PROVIDED DATA:

* * *

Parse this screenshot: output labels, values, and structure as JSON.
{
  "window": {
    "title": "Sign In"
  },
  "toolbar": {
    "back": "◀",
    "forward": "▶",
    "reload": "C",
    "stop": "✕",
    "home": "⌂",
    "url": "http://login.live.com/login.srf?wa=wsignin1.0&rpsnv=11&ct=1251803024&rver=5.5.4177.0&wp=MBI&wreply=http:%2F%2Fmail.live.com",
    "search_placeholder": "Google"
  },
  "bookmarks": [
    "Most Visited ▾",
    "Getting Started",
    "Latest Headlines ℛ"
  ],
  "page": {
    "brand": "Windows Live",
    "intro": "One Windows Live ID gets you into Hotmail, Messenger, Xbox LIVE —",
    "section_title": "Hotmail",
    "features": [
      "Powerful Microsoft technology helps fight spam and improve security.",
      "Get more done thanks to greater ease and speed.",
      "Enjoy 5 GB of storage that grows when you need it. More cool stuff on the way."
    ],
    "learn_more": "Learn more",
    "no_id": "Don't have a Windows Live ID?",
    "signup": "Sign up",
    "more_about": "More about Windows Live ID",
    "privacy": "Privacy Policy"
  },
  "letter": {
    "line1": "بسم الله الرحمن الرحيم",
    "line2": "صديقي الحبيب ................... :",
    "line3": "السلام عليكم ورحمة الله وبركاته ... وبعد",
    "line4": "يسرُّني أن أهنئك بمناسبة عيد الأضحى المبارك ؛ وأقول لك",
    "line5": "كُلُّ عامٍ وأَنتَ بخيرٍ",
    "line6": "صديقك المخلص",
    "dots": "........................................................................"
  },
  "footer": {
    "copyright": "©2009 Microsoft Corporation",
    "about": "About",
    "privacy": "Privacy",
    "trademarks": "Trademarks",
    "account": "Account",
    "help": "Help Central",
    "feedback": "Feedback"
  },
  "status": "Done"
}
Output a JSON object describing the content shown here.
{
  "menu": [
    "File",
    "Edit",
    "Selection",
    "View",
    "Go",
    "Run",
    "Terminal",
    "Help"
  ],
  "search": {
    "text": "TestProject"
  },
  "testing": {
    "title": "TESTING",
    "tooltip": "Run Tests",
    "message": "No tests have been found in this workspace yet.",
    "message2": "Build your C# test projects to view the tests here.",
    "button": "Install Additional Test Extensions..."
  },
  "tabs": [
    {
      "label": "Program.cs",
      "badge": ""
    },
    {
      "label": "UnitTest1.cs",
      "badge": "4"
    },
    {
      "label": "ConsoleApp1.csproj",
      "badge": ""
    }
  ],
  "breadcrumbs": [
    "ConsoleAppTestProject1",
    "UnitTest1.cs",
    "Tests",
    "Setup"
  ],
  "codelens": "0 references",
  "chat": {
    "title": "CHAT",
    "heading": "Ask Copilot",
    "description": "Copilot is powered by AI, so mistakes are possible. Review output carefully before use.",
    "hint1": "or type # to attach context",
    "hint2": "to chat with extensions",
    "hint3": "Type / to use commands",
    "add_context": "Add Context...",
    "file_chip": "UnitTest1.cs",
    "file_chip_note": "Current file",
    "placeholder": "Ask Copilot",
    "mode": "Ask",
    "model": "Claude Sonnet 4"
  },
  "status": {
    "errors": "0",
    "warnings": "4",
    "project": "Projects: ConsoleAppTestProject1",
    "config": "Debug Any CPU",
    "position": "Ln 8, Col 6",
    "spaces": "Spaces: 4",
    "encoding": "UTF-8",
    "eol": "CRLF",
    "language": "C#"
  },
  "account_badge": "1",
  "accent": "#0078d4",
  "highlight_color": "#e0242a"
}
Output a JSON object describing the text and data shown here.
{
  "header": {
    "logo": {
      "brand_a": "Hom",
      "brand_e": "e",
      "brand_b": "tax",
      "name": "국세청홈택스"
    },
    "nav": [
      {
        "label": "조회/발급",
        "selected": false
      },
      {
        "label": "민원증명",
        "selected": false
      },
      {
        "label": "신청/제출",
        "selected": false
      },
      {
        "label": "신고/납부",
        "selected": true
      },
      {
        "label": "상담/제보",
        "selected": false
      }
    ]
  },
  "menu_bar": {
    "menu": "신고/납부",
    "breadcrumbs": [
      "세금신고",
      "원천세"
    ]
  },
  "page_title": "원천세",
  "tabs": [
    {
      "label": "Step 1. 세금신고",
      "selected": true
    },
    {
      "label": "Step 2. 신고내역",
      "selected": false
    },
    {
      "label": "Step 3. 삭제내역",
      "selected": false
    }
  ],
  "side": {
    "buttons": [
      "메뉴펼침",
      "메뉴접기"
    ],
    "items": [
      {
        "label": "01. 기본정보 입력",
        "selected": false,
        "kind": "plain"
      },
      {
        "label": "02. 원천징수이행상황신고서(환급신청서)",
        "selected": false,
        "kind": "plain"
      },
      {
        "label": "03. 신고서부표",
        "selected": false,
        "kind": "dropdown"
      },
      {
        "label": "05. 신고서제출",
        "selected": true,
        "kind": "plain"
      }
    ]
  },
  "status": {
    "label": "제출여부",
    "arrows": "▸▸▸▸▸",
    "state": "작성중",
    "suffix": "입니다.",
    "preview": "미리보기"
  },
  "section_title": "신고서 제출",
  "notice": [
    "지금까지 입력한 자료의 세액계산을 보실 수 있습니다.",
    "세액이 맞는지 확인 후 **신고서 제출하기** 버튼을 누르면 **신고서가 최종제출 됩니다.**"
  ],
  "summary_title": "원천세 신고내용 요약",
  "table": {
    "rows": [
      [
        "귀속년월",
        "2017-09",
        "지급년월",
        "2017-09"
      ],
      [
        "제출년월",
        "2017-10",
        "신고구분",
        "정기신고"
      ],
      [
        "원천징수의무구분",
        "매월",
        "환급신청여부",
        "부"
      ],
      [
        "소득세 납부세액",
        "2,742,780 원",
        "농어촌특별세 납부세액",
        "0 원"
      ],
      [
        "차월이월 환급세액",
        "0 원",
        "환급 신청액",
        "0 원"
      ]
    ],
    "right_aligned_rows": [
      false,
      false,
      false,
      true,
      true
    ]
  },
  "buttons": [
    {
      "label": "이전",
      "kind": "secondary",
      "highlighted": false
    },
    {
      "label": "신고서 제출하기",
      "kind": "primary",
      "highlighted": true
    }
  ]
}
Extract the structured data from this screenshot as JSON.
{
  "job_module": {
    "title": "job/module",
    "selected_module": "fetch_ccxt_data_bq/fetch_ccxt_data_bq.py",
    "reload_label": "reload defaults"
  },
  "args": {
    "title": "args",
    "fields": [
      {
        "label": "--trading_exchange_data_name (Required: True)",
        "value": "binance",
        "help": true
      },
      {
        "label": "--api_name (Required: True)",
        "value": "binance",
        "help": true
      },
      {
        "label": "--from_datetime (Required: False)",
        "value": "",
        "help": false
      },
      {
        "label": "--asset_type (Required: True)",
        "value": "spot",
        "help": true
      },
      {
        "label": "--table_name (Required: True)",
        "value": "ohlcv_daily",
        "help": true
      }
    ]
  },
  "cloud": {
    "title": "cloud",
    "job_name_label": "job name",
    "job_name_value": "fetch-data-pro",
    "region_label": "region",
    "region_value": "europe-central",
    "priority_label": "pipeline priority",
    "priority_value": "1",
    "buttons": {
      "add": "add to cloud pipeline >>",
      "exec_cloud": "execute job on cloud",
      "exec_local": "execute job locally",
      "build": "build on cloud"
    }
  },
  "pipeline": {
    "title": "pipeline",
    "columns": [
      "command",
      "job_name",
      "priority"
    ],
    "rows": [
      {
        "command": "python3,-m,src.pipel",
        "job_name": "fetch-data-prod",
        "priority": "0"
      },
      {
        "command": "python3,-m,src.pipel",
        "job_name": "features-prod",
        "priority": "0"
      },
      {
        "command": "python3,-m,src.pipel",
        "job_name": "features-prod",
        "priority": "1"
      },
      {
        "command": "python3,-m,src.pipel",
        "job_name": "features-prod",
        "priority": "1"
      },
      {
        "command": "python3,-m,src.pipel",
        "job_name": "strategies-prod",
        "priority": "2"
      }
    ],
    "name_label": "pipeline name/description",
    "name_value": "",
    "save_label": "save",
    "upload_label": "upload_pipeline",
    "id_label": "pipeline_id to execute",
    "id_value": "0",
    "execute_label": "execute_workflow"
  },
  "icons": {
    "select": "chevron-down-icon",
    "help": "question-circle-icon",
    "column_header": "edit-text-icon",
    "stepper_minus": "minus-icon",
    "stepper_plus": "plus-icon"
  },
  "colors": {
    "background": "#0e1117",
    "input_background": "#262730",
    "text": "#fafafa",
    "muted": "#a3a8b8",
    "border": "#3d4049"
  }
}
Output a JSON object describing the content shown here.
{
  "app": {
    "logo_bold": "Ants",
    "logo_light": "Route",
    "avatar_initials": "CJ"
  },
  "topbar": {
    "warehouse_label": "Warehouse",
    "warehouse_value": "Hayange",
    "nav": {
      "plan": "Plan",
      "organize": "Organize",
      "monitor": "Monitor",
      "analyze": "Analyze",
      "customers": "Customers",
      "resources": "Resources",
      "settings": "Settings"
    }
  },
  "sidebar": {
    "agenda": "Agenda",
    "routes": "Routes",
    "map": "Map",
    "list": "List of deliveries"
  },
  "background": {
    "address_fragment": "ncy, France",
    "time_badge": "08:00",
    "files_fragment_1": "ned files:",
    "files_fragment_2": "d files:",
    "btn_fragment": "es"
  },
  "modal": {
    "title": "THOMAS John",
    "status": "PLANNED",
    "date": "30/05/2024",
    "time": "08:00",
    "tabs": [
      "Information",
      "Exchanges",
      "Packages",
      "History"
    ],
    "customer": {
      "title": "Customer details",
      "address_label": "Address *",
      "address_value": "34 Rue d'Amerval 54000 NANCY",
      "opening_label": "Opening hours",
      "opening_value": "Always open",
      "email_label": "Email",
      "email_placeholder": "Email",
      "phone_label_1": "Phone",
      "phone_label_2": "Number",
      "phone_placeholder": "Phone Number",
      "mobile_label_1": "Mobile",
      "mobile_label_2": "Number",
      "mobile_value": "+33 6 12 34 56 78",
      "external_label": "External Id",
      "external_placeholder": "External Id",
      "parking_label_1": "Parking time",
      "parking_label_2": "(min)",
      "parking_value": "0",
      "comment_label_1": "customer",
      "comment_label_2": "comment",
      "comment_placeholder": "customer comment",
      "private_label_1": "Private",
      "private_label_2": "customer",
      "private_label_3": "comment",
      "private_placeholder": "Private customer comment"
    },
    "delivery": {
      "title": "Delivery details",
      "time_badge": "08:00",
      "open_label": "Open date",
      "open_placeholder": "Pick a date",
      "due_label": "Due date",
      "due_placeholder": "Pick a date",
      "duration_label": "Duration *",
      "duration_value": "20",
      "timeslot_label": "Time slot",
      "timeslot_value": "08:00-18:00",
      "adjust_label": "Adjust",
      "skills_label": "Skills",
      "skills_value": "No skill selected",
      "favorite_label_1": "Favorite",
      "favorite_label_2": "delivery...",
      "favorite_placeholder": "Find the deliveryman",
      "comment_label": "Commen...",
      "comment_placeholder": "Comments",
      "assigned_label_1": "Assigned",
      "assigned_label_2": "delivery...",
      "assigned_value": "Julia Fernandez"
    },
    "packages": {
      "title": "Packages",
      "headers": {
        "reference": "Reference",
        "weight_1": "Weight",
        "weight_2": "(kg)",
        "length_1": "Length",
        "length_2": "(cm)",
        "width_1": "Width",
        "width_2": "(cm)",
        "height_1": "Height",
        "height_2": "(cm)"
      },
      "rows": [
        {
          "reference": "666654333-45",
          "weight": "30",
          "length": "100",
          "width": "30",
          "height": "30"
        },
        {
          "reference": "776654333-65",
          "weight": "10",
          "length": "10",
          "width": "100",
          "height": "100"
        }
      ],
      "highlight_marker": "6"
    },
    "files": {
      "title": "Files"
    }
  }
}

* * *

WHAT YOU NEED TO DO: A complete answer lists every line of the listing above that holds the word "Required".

ANSWER TO THE PROBLEM:
        "label": "--trading_exchange_data_name (Required: True)",
        "label": "--api_name (Required: True)",
        "label": "--from_datetime (Required: False)",
        "label": "--asset_type (Required: True)",
        "label": "--table_name (Required: True)",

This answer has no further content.